[Excerpts from an interface dataset]

*** Block opens ***

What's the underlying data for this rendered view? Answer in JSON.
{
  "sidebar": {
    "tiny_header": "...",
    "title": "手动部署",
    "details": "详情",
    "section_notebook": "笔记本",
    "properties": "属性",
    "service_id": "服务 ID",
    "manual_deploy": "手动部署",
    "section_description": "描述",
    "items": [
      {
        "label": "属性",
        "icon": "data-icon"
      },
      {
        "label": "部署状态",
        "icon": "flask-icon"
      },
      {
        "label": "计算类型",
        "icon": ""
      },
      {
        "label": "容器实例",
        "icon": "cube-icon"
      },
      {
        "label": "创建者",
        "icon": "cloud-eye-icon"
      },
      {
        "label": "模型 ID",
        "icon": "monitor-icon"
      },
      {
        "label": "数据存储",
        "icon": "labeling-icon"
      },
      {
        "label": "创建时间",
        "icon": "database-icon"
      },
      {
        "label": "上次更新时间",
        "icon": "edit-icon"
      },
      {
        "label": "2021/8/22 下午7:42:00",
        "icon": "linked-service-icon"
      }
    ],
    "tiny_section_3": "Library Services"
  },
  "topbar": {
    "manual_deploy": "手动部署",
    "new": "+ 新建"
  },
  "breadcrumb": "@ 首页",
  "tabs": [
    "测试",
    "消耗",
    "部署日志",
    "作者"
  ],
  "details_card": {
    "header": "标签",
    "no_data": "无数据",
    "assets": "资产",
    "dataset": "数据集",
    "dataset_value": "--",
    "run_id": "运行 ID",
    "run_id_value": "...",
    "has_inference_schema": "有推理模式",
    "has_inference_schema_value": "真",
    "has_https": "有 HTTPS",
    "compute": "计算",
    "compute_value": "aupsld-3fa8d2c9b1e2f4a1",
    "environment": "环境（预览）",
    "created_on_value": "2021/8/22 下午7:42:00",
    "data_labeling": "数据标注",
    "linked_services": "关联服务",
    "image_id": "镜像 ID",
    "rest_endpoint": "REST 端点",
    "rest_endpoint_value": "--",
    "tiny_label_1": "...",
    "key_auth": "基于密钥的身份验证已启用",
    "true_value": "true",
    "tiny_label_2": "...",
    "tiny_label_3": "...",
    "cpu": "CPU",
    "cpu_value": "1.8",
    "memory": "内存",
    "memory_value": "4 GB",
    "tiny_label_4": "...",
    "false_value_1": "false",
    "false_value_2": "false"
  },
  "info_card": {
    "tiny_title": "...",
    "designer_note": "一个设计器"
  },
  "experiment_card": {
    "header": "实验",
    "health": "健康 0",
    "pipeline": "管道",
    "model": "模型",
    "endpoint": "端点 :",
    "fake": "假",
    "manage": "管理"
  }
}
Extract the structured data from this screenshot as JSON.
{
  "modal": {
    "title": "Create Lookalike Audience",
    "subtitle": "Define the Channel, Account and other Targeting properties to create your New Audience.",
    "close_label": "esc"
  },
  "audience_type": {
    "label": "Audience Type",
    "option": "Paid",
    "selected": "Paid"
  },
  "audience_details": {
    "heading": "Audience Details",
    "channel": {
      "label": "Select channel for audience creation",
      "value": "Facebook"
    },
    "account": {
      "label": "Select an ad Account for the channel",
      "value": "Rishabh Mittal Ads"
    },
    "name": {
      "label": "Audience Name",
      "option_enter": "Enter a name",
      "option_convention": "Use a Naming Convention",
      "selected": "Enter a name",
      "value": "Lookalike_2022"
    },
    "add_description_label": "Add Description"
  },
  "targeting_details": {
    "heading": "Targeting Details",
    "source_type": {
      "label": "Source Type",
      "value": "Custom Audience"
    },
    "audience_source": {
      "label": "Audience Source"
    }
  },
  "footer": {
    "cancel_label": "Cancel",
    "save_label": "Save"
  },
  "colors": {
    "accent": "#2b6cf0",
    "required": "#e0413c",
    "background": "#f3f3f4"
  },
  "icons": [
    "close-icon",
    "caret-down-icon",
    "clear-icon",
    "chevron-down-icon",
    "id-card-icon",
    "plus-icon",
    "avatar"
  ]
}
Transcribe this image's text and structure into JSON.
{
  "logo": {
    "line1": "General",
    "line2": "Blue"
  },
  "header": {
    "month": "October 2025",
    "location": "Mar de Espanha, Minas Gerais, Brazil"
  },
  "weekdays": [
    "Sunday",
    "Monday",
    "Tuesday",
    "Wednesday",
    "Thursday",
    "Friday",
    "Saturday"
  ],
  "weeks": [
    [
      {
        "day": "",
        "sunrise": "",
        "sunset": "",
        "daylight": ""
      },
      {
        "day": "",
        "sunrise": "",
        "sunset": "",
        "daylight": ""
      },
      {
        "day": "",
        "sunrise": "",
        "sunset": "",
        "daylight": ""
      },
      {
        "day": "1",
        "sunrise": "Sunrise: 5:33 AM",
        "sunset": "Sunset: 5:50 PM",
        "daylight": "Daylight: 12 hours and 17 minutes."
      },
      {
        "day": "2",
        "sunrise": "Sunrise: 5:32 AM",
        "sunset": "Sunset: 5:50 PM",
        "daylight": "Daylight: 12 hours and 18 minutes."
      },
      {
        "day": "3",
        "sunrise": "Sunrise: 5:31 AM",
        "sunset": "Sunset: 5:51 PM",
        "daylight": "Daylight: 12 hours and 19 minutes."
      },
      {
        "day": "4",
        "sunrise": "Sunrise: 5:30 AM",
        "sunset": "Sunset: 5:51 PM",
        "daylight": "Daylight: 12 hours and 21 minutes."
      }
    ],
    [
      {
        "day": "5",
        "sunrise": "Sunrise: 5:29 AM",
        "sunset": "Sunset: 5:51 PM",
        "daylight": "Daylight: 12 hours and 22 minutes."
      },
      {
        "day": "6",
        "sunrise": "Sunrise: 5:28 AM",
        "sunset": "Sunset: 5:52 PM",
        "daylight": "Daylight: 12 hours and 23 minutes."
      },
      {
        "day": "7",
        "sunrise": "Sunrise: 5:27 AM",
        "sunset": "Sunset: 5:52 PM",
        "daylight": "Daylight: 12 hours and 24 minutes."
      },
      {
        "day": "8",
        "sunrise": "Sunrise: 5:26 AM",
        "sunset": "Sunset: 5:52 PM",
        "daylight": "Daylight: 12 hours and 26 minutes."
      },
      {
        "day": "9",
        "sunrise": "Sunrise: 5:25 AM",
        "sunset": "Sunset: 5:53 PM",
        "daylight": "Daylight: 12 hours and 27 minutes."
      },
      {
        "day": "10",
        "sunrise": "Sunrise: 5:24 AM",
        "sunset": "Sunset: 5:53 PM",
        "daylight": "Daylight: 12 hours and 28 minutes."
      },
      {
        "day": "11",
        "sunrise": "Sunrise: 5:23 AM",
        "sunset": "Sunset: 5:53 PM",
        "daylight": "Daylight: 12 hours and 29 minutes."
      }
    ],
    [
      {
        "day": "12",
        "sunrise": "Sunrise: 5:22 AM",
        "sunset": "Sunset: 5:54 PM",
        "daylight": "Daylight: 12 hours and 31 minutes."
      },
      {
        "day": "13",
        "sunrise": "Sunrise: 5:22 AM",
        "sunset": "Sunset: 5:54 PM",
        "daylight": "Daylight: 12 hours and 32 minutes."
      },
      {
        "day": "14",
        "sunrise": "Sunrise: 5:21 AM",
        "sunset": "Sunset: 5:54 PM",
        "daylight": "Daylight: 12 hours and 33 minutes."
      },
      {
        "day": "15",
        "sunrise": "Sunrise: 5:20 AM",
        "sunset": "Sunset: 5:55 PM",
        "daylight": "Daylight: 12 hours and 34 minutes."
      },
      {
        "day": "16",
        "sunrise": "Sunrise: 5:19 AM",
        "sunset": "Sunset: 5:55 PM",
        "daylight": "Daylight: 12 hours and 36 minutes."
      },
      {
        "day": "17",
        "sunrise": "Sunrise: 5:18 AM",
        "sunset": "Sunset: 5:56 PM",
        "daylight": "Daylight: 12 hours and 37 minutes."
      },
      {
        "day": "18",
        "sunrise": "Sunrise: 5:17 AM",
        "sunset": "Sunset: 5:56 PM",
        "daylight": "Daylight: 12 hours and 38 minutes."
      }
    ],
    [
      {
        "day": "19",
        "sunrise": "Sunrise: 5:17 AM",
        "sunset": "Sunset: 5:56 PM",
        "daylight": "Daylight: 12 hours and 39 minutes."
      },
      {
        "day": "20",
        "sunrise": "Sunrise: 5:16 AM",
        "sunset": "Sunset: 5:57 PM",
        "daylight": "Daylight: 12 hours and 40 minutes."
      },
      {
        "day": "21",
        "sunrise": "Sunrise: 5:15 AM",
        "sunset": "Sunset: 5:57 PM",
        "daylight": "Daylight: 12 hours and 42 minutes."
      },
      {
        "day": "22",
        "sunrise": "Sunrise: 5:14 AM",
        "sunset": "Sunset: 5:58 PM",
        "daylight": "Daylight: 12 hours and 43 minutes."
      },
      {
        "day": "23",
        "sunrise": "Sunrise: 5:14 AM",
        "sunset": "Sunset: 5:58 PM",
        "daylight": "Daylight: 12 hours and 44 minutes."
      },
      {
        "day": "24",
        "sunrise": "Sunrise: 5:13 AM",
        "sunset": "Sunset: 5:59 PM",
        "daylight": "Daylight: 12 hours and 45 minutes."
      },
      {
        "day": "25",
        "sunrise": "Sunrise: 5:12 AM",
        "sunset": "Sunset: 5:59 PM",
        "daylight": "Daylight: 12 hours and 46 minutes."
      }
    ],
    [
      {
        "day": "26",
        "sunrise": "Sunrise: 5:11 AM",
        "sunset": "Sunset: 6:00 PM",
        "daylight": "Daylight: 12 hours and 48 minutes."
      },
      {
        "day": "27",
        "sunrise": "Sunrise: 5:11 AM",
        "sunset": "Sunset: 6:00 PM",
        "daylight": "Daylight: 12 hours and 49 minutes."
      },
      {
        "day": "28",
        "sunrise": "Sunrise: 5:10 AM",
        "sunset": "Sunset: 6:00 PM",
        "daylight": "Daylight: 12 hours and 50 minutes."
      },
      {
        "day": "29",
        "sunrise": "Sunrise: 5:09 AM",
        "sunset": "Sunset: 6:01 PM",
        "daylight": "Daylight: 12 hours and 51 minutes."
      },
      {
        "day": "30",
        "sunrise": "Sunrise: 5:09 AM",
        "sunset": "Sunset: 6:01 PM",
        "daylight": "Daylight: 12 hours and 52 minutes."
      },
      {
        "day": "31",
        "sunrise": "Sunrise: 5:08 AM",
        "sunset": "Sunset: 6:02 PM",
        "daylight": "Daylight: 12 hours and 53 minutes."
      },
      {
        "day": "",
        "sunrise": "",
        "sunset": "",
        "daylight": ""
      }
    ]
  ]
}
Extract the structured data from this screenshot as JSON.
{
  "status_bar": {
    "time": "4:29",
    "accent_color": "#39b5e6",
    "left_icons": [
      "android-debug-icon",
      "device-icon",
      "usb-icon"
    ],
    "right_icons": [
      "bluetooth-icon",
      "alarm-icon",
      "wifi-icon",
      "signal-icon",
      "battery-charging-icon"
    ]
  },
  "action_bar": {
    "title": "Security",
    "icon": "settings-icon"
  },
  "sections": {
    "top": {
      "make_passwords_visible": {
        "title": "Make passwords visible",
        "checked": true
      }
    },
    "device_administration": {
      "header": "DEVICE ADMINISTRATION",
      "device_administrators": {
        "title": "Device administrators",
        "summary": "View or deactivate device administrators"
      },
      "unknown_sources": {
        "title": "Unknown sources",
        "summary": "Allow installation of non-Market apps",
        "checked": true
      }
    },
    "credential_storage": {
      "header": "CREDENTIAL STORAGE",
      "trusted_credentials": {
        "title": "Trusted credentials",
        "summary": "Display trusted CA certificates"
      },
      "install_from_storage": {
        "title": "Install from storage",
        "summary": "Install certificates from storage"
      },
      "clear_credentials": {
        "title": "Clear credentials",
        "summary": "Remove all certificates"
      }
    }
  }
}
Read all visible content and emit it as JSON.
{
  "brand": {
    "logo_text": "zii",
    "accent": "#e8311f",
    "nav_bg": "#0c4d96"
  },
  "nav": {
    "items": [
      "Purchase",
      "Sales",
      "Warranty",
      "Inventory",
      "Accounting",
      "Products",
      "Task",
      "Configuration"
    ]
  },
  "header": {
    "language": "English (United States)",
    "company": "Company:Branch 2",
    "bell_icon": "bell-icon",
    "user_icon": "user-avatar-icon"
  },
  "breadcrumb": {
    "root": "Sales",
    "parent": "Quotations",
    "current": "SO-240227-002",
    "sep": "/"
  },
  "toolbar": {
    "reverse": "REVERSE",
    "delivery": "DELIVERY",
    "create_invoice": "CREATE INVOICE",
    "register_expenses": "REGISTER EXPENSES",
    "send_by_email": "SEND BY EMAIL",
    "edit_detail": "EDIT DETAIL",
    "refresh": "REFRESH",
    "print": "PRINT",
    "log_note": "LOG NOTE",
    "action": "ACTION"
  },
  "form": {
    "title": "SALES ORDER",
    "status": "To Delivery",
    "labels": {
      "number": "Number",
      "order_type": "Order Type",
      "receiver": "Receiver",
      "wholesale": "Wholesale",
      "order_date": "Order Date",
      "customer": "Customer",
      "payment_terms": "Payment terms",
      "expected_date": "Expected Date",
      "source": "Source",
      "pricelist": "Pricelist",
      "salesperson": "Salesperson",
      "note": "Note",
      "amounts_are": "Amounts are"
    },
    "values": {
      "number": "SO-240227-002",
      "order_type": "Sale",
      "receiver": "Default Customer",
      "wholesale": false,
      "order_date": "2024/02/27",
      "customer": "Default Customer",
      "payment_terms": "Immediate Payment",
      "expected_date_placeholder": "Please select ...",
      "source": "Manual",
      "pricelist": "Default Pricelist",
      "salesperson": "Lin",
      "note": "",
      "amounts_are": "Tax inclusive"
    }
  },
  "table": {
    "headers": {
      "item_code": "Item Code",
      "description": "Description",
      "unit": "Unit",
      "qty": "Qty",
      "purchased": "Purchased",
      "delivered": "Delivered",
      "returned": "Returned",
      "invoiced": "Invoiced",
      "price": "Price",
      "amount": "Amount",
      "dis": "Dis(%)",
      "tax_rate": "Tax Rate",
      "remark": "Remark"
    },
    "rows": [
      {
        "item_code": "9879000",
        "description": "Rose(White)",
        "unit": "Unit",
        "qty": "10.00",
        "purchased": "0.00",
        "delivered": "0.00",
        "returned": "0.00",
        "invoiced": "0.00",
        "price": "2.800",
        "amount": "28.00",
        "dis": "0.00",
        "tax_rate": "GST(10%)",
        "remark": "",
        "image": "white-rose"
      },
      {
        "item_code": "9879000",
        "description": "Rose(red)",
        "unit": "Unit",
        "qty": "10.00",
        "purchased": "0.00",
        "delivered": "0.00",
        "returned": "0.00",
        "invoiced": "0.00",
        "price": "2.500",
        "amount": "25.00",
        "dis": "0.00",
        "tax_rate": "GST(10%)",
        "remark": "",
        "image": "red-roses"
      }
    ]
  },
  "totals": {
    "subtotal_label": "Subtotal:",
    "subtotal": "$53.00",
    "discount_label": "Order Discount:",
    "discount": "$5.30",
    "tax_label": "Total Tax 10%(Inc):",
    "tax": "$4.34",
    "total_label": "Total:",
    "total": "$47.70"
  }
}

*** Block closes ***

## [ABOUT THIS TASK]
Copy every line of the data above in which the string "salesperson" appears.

## [SOLUTION TO THIS PROBLEM]
      "salesperson": "Salesperson",
      "salesperson": "Lin",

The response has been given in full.